Data records for software interfaces:
^^^^^^^^^^^^^^^^

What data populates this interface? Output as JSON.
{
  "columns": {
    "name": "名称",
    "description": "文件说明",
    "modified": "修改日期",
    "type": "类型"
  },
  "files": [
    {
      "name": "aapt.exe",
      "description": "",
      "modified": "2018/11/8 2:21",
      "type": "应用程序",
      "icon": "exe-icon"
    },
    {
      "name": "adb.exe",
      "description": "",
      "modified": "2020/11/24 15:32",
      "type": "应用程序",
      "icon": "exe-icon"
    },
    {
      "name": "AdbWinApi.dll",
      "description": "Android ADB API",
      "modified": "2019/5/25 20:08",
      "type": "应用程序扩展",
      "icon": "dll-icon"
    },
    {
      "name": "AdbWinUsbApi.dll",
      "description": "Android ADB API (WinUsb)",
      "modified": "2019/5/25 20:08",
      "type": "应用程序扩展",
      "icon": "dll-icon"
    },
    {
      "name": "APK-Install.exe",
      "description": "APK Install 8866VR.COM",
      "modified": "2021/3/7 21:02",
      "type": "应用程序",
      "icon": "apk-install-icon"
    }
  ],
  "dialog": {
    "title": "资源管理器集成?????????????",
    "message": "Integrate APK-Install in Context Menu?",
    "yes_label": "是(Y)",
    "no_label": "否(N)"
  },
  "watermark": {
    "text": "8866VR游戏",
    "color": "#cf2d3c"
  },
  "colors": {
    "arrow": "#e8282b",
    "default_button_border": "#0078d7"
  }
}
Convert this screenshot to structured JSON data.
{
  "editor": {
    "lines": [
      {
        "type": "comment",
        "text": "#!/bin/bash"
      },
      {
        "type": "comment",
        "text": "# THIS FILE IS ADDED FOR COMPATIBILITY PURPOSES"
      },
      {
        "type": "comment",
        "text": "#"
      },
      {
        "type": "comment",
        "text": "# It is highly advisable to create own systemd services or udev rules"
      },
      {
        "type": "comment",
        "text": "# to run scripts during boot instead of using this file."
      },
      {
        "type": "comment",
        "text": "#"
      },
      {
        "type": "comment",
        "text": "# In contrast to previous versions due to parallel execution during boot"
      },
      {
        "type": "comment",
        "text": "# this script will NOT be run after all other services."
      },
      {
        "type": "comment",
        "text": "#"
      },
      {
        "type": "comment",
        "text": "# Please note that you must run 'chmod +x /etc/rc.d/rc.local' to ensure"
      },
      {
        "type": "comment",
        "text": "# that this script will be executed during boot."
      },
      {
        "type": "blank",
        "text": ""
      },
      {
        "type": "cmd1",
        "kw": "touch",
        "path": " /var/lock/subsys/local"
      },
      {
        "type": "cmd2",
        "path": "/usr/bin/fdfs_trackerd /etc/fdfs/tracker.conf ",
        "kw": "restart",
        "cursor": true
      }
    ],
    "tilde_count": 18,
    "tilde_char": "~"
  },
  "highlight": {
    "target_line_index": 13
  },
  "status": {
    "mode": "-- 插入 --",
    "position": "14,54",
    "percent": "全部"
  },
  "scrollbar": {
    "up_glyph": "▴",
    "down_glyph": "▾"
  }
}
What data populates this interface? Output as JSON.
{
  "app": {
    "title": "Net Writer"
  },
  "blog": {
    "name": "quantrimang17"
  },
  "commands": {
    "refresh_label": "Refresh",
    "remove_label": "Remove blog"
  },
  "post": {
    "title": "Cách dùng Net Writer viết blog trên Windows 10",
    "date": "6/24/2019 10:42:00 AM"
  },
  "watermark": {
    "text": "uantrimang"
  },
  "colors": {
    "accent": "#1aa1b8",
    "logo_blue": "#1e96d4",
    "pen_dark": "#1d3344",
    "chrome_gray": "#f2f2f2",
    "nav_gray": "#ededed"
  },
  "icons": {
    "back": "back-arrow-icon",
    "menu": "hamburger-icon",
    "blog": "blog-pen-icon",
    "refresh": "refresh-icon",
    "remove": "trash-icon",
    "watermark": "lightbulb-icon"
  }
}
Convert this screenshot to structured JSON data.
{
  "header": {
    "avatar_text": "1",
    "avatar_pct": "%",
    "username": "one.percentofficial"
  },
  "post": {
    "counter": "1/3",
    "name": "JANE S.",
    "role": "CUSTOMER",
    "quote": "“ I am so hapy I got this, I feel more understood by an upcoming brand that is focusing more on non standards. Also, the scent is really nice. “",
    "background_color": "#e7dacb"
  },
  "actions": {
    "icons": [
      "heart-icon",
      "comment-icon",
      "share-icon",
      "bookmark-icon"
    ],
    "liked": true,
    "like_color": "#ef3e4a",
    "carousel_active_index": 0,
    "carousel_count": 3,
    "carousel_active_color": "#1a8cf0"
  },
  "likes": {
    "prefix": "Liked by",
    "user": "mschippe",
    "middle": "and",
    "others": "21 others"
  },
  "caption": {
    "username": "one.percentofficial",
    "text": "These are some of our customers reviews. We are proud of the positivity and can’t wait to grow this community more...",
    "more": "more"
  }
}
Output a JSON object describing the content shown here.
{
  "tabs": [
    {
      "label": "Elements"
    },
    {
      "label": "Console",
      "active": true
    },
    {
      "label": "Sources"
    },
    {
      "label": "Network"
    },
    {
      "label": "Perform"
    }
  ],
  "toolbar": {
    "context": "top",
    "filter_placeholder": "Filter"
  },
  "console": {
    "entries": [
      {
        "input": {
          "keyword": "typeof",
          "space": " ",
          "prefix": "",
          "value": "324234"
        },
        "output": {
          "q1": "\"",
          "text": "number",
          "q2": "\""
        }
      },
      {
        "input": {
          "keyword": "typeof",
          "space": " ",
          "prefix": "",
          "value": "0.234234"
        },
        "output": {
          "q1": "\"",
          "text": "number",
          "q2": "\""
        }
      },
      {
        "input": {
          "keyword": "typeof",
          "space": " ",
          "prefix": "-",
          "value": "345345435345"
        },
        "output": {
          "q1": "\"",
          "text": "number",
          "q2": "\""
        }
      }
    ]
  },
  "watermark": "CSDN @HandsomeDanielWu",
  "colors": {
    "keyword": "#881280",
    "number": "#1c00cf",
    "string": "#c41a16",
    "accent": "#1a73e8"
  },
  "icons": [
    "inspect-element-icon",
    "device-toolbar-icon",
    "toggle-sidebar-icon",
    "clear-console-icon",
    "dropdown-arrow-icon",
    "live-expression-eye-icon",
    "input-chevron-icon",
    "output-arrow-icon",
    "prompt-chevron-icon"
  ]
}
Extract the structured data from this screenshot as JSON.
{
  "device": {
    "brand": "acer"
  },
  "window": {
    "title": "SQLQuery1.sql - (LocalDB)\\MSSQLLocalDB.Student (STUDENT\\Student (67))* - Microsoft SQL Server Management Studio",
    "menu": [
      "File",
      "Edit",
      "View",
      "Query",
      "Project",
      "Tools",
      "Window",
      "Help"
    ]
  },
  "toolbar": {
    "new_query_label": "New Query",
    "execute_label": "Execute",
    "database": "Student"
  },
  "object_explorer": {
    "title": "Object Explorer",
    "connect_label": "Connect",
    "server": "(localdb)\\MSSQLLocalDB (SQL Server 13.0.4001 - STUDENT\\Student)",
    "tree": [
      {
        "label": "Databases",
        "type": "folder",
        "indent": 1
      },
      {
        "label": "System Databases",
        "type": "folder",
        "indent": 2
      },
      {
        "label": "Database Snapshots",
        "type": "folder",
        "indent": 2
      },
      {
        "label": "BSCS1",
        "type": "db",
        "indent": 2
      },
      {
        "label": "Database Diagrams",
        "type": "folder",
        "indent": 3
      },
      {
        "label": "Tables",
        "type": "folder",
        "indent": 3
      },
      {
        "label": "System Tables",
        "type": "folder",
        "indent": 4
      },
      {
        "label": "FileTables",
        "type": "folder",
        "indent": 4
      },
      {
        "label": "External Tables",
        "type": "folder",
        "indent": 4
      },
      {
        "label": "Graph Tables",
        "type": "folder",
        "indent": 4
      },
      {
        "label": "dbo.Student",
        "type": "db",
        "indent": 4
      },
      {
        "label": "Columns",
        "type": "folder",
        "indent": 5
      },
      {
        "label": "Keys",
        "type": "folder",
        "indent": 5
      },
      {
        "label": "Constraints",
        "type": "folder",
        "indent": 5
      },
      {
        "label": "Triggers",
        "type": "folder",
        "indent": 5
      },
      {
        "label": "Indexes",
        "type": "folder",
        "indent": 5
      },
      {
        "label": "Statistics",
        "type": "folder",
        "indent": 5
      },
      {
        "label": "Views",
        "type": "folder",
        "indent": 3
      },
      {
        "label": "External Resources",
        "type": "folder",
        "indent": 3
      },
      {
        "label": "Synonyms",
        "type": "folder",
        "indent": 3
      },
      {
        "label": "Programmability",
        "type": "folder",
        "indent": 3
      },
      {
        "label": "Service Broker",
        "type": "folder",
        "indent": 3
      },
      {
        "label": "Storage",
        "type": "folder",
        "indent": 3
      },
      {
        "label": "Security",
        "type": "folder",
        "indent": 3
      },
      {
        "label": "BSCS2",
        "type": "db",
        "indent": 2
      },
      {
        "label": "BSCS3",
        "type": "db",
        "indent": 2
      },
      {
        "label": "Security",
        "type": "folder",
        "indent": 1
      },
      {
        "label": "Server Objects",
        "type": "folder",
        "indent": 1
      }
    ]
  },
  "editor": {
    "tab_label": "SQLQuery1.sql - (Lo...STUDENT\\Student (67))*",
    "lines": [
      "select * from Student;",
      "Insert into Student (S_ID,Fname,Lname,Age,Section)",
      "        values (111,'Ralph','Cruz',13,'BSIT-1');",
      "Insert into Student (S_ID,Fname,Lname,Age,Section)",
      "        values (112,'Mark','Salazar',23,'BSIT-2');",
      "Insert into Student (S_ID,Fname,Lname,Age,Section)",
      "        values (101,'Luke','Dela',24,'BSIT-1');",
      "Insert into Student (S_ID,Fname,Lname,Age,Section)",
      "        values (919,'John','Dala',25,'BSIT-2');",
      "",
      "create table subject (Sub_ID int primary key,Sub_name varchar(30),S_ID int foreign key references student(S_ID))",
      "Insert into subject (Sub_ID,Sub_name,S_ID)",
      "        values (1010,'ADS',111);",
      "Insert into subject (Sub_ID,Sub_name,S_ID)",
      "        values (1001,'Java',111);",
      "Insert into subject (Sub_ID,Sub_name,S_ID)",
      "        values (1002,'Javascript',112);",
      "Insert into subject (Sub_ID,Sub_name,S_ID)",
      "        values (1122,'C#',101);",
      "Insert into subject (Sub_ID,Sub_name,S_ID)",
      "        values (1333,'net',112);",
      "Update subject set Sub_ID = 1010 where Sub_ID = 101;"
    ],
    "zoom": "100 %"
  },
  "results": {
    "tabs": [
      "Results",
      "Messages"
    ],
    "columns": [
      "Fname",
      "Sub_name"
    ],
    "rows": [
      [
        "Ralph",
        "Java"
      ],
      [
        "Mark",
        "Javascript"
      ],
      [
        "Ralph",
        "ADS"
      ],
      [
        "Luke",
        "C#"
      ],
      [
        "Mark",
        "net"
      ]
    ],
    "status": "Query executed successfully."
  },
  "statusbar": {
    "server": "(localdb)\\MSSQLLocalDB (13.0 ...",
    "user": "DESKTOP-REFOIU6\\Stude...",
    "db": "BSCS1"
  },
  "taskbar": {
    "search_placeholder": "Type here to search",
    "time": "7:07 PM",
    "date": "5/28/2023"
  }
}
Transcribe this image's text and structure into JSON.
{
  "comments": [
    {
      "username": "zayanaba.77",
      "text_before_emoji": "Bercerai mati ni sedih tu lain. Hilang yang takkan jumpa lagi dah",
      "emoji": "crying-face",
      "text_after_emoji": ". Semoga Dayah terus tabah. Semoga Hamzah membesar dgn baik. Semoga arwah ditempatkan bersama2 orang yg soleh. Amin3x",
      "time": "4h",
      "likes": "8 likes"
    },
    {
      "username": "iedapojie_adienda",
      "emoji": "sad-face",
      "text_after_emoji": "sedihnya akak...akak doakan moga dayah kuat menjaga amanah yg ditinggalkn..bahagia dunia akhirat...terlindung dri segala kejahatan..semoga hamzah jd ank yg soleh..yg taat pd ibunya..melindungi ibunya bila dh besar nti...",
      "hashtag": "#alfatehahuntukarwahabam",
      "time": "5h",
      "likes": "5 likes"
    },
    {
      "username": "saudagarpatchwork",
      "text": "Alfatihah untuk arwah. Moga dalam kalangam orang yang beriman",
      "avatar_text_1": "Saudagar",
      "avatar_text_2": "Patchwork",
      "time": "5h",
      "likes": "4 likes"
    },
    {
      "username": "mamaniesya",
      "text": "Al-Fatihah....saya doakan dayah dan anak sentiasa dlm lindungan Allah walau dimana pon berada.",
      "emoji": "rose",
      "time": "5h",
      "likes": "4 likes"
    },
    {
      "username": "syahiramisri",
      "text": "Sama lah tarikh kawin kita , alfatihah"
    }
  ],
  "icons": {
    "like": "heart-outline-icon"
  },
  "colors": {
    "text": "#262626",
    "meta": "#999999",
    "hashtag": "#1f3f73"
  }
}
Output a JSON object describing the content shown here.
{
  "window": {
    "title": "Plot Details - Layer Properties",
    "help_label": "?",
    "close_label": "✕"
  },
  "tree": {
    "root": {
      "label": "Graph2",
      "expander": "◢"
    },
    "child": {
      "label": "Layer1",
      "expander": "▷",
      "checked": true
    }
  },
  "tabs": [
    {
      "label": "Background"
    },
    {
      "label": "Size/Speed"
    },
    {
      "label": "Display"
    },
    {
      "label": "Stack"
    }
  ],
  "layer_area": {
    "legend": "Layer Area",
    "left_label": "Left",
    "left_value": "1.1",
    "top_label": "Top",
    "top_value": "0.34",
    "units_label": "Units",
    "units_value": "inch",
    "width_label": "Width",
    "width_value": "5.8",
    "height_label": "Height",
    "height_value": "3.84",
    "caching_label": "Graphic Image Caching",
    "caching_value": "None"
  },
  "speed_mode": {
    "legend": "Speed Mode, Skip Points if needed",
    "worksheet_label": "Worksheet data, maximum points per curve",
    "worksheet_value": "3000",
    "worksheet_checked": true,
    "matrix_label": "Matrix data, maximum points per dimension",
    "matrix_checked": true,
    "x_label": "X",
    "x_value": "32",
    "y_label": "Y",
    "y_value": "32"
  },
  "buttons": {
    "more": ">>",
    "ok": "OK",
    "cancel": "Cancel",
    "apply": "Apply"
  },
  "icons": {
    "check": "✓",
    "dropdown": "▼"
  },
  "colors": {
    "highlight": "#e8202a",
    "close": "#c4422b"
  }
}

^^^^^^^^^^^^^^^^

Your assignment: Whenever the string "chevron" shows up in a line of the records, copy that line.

Response to the exercise:
    "input-chevron-icon",
    "prompt-chevron-icon"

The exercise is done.